■ WHAT YOU HAVE TO DO ■
Each record has to be returned exactly as it appears.

═══ SUPPLIED INFORMATION ═══

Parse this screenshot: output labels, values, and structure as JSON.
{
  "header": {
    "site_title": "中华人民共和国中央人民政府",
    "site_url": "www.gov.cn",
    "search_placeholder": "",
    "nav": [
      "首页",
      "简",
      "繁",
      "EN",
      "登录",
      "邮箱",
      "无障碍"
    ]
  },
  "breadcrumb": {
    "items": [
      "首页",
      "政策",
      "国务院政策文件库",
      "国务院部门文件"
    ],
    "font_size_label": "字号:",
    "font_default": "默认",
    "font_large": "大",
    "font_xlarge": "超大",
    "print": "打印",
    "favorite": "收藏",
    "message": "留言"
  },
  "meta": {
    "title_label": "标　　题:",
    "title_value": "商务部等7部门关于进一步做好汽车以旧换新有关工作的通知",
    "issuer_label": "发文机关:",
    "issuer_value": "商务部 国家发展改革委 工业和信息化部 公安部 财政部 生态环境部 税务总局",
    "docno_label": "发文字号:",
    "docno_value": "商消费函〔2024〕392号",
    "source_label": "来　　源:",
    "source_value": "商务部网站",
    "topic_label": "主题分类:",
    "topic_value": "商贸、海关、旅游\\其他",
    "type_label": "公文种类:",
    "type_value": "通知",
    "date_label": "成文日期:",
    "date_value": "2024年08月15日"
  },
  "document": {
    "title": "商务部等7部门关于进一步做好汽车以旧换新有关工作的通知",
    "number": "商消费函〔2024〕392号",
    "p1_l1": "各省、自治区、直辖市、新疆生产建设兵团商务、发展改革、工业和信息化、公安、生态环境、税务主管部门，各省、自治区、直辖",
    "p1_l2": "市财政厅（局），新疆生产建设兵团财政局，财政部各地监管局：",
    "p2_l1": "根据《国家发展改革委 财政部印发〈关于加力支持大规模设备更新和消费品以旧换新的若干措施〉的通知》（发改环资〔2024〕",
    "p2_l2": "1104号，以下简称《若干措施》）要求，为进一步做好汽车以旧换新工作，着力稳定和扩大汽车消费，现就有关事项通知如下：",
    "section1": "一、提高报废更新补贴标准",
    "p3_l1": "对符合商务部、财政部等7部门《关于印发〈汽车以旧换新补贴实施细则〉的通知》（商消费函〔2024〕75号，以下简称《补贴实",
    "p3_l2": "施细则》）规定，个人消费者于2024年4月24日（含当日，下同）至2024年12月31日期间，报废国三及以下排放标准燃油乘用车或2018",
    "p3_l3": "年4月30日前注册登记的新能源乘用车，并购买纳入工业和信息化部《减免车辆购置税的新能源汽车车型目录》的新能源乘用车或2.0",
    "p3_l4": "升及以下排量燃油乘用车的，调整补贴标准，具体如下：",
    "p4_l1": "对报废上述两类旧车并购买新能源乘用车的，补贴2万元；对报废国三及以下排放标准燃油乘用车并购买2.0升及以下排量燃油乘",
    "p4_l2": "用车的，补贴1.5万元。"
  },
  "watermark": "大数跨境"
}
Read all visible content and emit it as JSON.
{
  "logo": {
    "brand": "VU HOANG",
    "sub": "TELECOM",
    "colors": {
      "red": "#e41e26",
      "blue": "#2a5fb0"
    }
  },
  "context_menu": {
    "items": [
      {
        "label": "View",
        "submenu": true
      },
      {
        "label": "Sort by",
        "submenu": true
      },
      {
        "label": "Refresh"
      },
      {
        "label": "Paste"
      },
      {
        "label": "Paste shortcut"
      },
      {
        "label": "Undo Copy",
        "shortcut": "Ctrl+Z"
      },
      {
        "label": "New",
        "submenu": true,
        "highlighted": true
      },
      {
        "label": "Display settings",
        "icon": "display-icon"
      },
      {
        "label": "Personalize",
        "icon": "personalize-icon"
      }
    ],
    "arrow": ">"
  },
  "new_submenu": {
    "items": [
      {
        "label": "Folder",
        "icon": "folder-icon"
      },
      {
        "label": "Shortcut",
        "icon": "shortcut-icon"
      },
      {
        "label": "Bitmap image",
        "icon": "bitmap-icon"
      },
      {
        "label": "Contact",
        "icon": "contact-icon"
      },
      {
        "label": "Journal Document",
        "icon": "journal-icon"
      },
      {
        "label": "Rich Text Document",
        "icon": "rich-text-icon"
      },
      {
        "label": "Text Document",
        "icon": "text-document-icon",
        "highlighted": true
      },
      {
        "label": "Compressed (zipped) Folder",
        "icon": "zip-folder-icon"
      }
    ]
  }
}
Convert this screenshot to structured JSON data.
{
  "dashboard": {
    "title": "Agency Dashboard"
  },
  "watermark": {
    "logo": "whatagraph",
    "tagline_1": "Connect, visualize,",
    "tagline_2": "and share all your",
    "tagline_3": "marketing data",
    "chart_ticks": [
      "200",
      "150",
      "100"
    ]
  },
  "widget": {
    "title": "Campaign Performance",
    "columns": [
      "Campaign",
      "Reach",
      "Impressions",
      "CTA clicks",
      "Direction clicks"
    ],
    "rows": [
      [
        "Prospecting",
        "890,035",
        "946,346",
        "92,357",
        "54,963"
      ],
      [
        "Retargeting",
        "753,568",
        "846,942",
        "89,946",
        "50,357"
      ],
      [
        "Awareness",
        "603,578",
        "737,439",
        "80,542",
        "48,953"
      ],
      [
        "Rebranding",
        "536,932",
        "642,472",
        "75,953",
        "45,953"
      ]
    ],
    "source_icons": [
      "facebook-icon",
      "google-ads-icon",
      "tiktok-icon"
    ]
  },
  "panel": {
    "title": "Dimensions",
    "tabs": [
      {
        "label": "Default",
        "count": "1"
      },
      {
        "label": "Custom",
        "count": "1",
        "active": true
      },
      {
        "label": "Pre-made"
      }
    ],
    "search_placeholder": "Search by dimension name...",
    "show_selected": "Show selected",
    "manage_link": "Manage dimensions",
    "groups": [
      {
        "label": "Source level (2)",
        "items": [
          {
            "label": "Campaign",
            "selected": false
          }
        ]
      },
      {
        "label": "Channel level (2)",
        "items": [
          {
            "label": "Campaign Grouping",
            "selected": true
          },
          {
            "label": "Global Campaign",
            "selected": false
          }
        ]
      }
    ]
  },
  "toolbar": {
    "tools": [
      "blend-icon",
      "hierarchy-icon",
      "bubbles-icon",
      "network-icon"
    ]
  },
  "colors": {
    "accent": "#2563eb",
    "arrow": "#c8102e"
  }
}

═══

■ RESULT FOR THIS TASK ■
Parse this screenshot: output labels, values, and structure as JSON.
{
  "header": {
    "site_title": "中华人民共和国中央人民政府",
    "site_url": "www.gov.cn",
    "search_placeholder": "",
    "nav": [
      "首页",
      "简",
      "繁",
      "EN",
      "登录",
      "邮箱",
      "无障碍"
    ]
  },
  "breadcrumb": {
    "items": [
      "首页",
      "政策",
      "国务院政策文件库",
      "国务院部门文件"
    ],
    "font_size_label": "字号:",
    "font_default": "默认",
    "font_large": "大",
    "font_xlarge": "超大",
    "print": "打印",
    "favorite": "收藏",
    "message": "留言"
  },
  "meta": {
    "title_label": "标　　题:",
    "title_value": "商务部等7部门关于进一步做好汽车以旧换新有关工作的通知",
    "issuer_label": "发文机关:",
    "issuer_value": "商务部 国家发展改革委 工业和信息化部 公安部 财政部 生态环境部 税务总局",
    "docno_label": "发文字号:",
    "docno_value": "商消费函〔2024〕392号",
    "source_label": "来　　源:",
    "source_value": "商务部网站",
    "topic_label": "主题分类:",
    "topic_value": "商贸、海关、旅游\\其他",
    "type_label": "公文种类:",
    "type_value": "通知",
    "date_label": "成文日期:",
    "date_value": "2024年08月15日"
  },
  "document": {
    "title": "商务部等7部门关于进一步做好汽车以旧换新有关工作的通知",
    "number": "商消费函〔2024〕392号",
    "p1_l1": "各省、自治区、直辖市、新疆生产建设兵团商务、发展改革、工业和信息化、公安、生态环境、税务主管部门，各省、自治区、直辖",
    "p1_l2": "市财政厅（局），新疆生产建设兵团财政局，财政部各地监管局：",
    "p2_l1": "根据《国家发展改革委 财政部印发〈关于加力支持大规模设备更新和消费品以旧换新的若干措施〉的通知》（发改环资〔2024〕",
    "p2_l2": "1104号，以下简称《若干措施》）要求，为进一步做好汽车以旧换新工作，着力稳定和扩大汽车消费，现就有关事项通知如下：",
    "section1": "一、提高报废更新补贴标准",
    "p3_l1": "对符合商务部、财政部等7部门《关于印发〈汽车以旧换新补贴实施细则〉的通知》（商消费函〔2024〕75号，以下简称《补贴实",
    "p3_l2": "施细则》）规定，个人消费者于2024年4月24日（含当日，下同）至2024年12月31日期间，报废国三及以下排放标准燃油乘用车或2018",
    "p3_l3": "年4月30日前注册登记的新能源乘用车，并购买纳入工业和信息化部《减免车辆购置税的新能源汽车车型目录》的新能源乘用车或2.0",
    "p3_l4": "升及以下排量燃油乘用车的，调整补贴标准，具体如下：",
    "p4_l1": "对报废上述两类旧车并购买新能源乘用车的，补贴2万元；对报废国三及以下排放标准燃油乘用车并购买2.0升及以下排量燃油乘",
    "p4_l2": "用车的，补贴1.5万元。"
  },
  "watermark": "大数跨境"
}
Read all visible content and emit it as JSON.
{
  "logo": {
    "brand": "VU HOANG",
    "sub": "TELECOM",
    "colors": {
      "red": "#e41e26",
      "blue": "#2a5fb0"
    }
  },
  "context_menu": {
    "items": [
      {
        "label": "View",
        "submenu": true
      },
      {
        "label": "Sort by",
        "submenu": true
      },
      {
        "label": "Refresh"
      },
      {
        "label": "Paste"
      },
      {
        "label": "Paste shortcut"
      },
      {
        "label": "Undo Copy",
        "shortcut": "Ctrl+Z"
      },
      {
        "label": "New",
        "submenu": true,
        "highlighted": true
      },
      {
        "label": "Display settings",
        "icon": "display-icon"
      },
      {
        "label": "Personalize",
        "icon": "personalize-icon"
      }
    ],
    "arrow": ">"
  },
  "new_submenu": {
    "items": [
      {
        "label": "Folder",
        "icon": "folder-icon"
      },
      {
        "label": "Shortcut",
        "icon": "shortcut-icon"
      },
      {
        "label": "Bitmap image",
        "icon": "bitmap-icon"
      },
      {
        "label": "Contact",
        "icon": "contact-icon"
      },
      {
        "label": "Journal Document",
        "icon": "journal-icon"
      },
      {
        "label": "Rich Text Document",
        "icon": "rich-text-icon"
      },
      {
        "label": "Text Document",
        "icon": "text-document-icon",
        "highlighted": true
      },
      {
        "label": "Compressed (zipped) Folder",
        "icon": "zip-folder-icon"
      }
    ]
  }
}
Convert this screenshot to structured JSON data.
{
  "dashboard": {
    "title": "Agency Dashboard"
  },
  "watermark": {
    "logo": "whatagraph",
    "tagline_1": "Connect, visualize,",
    "tagline_2": "and share all your",
    "tagline_3": "marketing data",
    "chart_ticks": [
      "200",
      "150",
      "100"
    ]
  },
  "widget": {
    "title": "Campaign Performance",
    "columns": [
      "Campaign",
      "Reach",
      "Impressions",
      "CTA clicks",
      "Direction clicks"
    ],
    "rows": [
      [
        "Prospecting",
        "890,035",
        "946,346",
        "92,357",
        "54,963"
      ],
      [
        "Retargeting",
        "753,568",
        "846,942",
        "89,946",
        "50,357"
      ],
      [
        "Awareness",
        "603,578",
        "737,439",
        "80,542",
        "48,953"
      ],
      [
        "Rebranding",
        "536,932",
        "642,472",
        "75,953",
        "45,953"
      ]
    ],
    "source_icons": [
      "facebook-icon",
      "google-ads-icon",
      "tiktok-icon"
    ]
  },
  "panel": {
    "title": "Dimensions",
    "tabs": [
      {
        "label": "Default",
        "count": "1"
      },
      {
        "label": "Custom",
        "count": "1",
        "active": true
      },
      {
        "label": "Pre-made"
      }
    ],
    "search_placeholder": "Search by dimension name...",
    "show_selected": "Show selected",
    "manage_link": "Manage dimensions",
    "groups": [
      {
        "label": "Source level (2)",
        "items": [
          {
            "label": "Campaign",
            "selected": false
          }
        ]
      },
      {
        "label": "Channel level (2)",
        "items": [
          {
            "label": "Campaign Grouping",
            "selected": true
          },
          {
            "label": "Global Campaign",
            "selected": false
          }
        ]
      }
    ]
  },
  "toolbar": {
    "tools": [
      "blend-icon",
      "hierarchy-icon",
      "bubbles-icon",
      "network-icon"
    ]
  },
  "colors": {
    "accent": "#2563eb",
    "arrow": "#c8102e"
  }
}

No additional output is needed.